Segment Start: GIVEN ENTRIES
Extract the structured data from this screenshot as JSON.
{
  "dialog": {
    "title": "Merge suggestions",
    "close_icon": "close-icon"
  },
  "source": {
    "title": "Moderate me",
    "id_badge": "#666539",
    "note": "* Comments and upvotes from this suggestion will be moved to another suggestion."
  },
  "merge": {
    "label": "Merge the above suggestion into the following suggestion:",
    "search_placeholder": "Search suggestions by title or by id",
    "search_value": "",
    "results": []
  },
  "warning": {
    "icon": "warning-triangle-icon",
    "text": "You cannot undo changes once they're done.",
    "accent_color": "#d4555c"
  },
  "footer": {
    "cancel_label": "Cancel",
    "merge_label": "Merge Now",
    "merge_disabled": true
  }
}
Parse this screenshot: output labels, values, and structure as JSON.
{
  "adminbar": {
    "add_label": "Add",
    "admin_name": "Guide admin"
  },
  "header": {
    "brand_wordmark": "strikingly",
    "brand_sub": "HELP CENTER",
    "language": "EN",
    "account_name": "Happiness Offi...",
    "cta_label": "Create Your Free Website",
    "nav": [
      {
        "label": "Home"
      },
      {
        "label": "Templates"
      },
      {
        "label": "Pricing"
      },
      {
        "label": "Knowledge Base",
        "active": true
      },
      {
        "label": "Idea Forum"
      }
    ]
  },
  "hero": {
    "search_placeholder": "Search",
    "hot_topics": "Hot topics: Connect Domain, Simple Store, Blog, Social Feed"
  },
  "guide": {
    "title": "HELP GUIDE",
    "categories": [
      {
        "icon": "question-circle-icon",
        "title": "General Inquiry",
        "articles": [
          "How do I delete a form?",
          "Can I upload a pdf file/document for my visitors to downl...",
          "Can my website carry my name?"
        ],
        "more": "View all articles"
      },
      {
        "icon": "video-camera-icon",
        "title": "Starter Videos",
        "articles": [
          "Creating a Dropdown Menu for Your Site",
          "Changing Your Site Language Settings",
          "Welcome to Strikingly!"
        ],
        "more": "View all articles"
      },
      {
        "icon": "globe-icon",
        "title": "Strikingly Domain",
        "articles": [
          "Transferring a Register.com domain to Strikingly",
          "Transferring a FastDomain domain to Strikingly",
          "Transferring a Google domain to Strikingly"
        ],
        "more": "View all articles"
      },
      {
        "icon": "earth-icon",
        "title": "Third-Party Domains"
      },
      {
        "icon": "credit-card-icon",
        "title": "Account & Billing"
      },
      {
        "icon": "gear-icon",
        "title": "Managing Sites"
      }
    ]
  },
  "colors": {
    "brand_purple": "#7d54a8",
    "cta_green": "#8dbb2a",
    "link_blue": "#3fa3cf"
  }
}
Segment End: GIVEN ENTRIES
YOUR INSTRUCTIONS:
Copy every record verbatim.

RESULT OF THE EXERCISE:
Extract the structured data from this screenshot as JSON.
{
  "dialog": {
    "title": "Merge suggestions",
    "close_icon": "close-icon"
  },
  "source": {
    "title": "Moderate me",
    "id_badge": "#666539",
    "note": "* Comments and upvotes from this suggestion will be moved to another suggestion."
  },
  "merge": {
    "label": "Merge the above suggestion into the following suggestion:",
    "search_placeholder": "Search suggestions by title or by id",
    "search_value": "",
    "results": []
  },
  "warning": {
    "icon": "warning-triangle-icon",
    "text": "You cannot undo changes once they're done.",
    "accent_color": "#d4555c"
  },
  "footer": {
    "cancel_label": "Cancel",
    "merge_label": "Merge Now",
    "merge_disabled": true
  }
}
Parse this screenshot: output labels, values, and structure as JSON.
{
  "adminbar": {
    "add_label": "Add",
    "admin_name": "Guide admin"
  },
  "header": {
    "brand_wordmark": "strikingly",
    "brand_sub": "HELP CENTER",
    "language": "EN",
    "account_name": "Happiness Offi...",
    "cta_label": "Create Your Free Website",
    "nav": [
      {
        "label": "Home"
      },
      {
        "label": "Templates"
      },
      {
        "label": "Pricing"
      },
      {
        "label": "Knowledge Base",
        "active": true
      },
      {
        "label": "Idea Forum"
      }
    ]
  },
  "hero": {
    "search_placeholder": "Search",
    "hot_topics": "Hot topics: Connect Domain, Simple Store, Blog, Social Feed"
  },
  "guide": {
    "title": "HELP GUIDE",
    "categories": [
      {
        "icon": "question-circle-icon",
        "title": "General Inquiry",
        "articles": [
          "How do I delete a form?",
          "Can I upload a pdf file/document for my visitors to downl...",
          "Can my website carry my name?"
        ],
        "more": "View all articles"
      },
      {
        "icon": "video-camera-icon",
        "title": "Starter Videos",
        "articles": [
          "Creating a Dropdown Menu for Your Site",
          "Changing Your Site Language Settings",
          "Welcome to Strikingly!"
        ],
        "more": "View all articles"
      },
      {
        "icon": "globe-icon",
        "title": "Strikingly Domain",
        "articles": [
          "Transferring a Register.com domain to Strikingly",
          "Transferring a FastDomain domain to Strikingly",
          "Transferring a Google domain to Strikingly"
        ],
        "more": "View all articles"
      },
      {
        "icon": "earth-icon",
        "title": "Third-Party Domains"
      },
      {
        "icon": "credit-card-icon",
        "title": "Account & Billing"
      },
      {
        "icon": "gear-icon",
        "title": "Managing Sites"
      }
    ]
  },
  "colors": {
    "brand_purple": "#7d54a8",
    "cta_green": "#8dbb2a",
    "link_blue": "#3fa3cf"
  }
}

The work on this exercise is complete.